The Audit Office report into the Coalition's whole-of-government outsourcing program should make fascinating reading -- if it asks the right questionsFinance Minister John Fahey and his mandarins are rumoured to be at least "a little nervous" about the outcome of the Audit Office's examination of the multi-million whole-of-government outsourcing program.
They may well have cause for some anxiety. Since the Government launched the program in 1996 in the face of the grave concerns of many departmental secretaries, it has been dogged by controversy.
There have been claims local SMEs have been marginalised by the clustered approach to IT outsourcing, arguments about the process and major questions raised about the program's ability to meet the objectives set for it. Now the Government seems to have retreated from a focus on savings to one of "value for money", seemingly undermining its whole justification for the program.
Amidst the controversy, Fahey and his spin-doctors have worked hard to massage the information coming out of Canberra. They have met the protests of SMEs with media gags and used claims of "commercial-in-confidence" to keep other details from scrutiny.
But while the ANAO reports to parliament and has a reputation for being independent and thorough, it is not clear whether its examination will ask all the right questions.
The ANAO says it plans to examine the documentation that has underpinned the actions of 20 Commonwealth agencies in relating to IT outsourcing, with its ensuing report to be tabled early next year.
Yet it will steer clear of any comment on the policy considerations behind the program, sticking instead to the activities of agencies involved, the private companies contracted and the activities of the Office of Asset Sales and IT Outsourcing.
The issue of public accountability is of major importance. Unless the ANAO digs deep enough, taxpayers might never know whether contractors are meeting the terms of their contracts, in either industry development or SLAs.
Yet the Australian Information Industry Association has announced its intention to write to the ANAO to highlight its concerns about commercially sensitive and in-confidence information being accessed by ANAO from government agencies during the course of the audit. It says it will ask for reassurance that the ANAO will be extremely cautious about the information included in the final report.
Industry's concern is understandable, but government is not business and it ought to be fully accountable to the taxpayers that employ it. That means vendors that accept government money must also be prepared to be accountable to taxpayers.
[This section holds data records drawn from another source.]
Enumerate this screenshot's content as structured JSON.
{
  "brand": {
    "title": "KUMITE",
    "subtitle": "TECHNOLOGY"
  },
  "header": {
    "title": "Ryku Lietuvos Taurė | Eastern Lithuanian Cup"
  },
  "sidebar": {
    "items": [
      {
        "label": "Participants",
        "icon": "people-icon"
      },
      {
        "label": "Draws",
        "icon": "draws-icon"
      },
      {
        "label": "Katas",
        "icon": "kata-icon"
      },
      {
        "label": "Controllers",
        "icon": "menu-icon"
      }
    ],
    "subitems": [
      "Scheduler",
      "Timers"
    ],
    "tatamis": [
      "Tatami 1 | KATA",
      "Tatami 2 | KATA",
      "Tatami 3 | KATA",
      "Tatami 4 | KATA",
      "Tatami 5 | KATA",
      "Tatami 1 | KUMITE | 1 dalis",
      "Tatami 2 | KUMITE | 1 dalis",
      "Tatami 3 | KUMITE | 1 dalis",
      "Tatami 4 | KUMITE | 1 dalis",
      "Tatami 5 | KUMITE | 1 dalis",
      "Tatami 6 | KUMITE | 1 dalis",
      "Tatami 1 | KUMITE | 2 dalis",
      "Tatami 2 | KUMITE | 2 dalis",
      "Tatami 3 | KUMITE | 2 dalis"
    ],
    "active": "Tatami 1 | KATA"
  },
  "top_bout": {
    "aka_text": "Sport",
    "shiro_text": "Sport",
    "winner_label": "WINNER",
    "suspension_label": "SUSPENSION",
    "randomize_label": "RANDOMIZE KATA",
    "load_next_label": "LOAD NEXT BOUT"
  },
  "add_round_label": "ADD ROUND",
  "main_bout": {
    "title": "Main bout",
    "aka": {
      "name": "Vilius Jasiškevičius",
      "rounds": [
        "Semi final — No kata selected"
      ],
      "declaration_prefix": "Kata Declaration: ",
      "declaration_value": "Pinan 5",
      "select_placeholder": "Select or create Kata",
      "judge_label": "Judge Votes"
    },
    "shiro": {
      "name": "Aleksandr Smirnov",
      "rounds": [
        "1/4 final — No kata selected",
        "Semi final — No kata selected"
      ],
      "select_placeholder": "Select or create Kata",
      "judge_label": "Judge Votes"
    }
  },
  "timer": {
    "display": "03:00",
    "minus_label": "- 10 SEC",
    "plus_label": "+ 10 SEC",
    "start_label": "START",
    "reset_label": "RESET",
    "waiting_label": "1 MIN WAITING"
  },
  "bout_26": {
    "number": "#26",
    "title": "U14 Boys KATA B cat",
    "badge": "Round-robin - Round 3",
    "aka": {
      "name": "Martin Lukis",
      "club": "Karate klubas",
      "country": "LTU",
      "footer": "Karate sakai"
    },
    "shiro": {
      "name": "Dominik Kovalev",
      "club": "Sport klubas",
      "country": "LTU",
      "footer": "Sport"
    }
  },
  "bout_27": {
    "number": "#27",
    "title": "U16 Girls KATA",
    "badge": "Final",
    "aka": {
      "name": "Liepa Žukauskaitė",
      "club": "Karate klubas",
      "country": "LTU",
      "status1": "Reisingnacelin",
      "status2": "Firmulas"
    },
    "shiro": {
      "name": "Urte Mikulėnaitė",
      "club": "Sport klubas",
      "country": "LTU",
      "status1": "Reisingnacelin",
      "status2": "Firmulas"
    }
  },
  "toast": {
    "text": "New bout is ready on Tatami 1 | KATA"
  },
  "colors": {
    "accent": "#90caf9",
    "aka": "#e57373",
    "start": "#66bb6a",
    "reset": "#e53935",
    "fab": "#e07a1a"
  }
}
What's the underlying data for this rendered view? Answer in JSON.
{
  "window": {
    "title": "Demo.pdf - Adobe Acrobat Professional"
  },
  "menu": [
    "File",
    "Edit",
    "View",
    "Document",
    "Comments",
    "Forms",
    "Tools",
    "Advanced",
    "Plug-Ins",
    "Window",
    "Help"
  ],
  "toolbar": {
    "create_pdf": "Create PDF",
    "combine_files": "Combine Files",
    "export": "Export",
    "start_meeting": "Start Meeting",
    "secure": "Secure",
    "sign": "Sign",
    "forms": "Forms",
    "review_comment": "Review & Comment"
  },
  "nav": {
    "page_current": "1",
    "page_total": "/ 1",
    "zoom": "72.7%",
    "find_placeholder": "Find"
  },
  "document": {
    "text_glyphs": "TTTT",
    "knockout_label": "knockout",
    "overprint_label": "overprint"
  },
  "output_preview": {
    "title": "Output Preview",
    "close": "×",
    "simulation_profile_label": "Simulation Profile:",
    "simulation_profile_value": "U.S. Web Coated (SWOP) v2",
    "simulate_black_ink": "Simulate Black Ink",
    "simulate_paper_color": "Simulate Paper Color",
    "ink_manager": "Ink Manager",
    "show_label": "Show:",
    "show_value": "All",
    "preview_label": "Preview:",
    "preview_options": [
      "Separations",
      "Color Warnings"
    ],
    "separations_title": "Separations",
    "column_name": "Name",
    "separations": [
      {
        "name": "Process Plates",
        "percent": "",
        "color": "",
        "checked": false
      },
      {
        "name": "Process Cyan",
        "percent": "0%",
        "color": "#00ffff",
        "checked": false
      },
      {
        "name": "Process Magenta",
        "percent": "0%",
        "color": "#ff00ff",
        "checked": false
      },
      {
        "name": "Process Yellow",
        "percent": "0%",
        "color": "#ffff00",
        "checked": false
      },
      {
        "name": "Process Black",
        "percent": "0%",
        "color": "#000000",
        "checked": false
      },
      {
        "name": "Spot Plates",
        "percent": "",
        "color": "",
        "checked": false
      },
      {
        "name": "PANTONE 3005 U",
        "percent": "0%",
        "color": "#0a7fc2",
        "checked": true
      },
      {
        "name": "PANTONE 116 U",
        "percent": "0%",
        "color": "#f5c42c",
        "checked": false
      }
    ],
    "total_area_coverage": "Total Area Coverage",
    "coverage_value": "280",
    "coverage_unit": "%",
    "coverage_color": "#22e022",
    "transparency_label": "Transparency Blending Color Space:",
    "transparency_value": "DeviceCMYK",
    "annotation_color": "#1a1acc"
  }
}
The ANAO must be free to delve as deeply as necessary into all such commercial arrangements in the interest of that accountability.
In the best of all possible worlds it would also consider the decision to label IT "non-core" government business and the effect that potentially may have on government's ability to steer its own administration.
It is hard to see how any government which truly understood the strategic importance of IT could call it "non-core", when the business of government is essentially the collection, management, interpretation and communication of data.
Sue Bushell is a Canberra-basedpolitical correspondent